_TASK TO COMPLETE_
Lines that include the string "连接对象" are the ones to copy from the entries below.

-------- RAW DATA --------

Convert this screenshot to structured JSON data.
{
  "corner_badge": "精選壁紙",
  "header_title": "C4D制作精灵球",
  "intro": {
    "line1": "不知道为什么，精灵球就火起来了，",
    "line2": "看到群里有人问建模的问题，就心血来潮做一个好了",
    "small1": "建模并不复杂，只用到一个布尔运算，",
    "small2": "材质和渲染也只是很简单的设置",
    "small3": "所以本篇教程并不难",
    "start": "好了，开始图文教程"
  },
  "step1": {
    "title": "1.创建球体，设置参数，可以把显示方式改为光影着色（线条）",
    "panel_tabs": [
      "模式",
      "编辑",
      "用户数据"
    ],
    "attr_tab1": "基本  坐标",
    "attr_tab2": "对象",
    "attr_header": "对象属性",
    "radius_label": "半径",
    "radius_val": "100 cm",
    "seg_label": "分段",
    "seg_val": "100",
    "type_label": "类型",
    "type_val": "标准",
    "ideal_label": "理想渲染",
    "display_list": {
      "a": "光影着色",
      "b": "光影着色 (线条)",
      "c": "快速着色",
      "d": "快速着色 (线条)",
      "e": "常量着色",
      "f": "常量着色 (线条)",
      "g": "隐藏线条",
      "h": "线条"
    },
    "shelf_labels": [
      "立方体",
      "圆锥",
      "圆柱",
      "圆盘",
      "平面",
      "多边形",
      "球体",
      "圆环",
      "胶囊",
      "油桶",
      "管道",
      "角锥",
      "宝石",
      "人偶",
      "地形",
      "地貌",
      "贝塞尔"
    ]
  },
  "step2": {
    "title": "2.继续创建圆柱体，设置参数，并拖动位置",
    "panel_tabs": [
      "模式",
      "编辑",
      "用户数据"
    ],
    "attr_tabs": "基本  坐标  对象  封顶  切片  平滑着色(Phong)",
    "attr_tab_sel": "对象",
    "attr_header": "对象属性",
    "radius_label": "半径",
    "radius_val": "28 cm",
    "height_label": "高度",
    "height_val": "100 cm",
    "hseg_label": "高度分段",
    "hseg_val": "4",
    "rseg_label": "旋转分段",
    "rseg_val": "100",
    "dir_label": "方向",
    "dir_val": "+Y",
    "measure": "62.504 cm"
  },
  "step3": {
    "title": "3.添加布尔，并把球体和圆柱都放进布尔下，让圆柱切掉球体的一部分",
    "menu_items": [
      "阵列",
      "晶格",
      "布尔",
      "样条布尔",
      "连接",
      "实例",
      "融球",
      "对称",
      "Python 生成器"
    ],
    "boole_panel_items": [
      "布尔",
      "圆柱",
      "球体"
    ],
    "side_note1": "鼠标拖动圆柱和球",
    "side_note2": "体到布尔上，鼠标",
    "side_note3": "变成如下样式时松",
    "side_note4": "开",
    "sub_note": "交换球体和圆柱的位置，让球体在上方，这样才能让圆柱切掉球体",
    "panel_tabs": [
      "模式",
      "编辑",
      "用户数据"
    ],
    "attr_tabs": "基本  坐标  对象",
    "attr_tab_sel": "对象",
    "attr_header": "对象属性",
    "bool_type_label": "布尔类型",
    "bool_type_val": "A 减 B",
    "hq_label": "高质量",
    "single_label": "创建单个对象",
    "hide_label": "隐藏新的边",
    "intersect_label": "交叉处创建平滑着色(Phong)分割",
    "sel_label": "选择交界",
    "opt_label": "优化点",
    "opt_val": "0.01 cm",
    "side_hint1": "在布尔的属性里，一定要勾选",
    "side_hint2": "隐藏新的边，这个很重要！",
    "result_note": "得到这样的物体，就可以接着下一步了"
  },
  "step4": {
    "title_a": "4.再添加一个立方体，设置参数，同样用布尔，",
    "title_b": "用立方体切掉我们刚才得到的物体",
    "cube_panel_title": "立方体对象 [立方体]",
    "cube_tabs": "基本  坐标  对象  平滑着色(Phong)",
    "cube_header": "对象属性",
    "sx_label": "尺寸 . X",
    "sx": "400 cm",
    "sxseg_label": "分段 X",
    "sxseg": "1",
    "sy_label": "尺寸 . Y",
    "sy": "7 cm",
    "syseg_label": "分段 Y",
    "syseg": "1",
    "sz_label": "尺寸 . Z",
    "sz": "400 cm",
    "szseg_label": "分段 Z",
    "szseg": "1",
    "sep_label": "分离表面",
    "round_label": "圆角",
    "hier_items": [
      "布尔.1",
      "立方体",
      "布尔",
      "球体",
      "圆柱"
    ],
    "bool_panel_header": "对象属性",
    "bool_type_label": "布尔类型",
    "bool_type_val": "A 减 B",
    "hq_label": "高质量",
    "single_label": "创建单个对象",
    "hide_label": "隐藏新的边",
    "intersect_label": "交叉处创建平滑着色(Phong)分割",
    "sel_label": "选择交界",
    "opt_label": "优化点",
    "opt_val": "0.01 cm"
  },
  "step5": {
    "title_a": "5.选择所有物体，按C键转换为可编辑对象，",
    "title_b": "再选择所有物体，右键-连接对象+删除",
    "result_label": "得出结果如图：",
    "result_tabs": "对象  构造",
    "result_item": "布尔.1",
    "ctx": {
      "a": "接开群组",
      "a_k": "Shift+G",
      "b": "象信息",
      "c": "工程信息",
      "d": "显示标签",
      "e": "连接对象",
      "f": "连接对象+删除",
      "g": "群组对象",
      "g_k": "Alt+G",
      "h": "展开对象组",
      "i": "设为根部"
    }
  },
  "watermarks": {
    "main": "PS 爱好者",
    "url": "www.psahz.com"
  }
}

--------

_RESPONSE TO THE TASK_
    "title_b": "再选择所有物体，右键-连接对象+删除",
      "e": "连接对象",
      "f": "连接对象+删除",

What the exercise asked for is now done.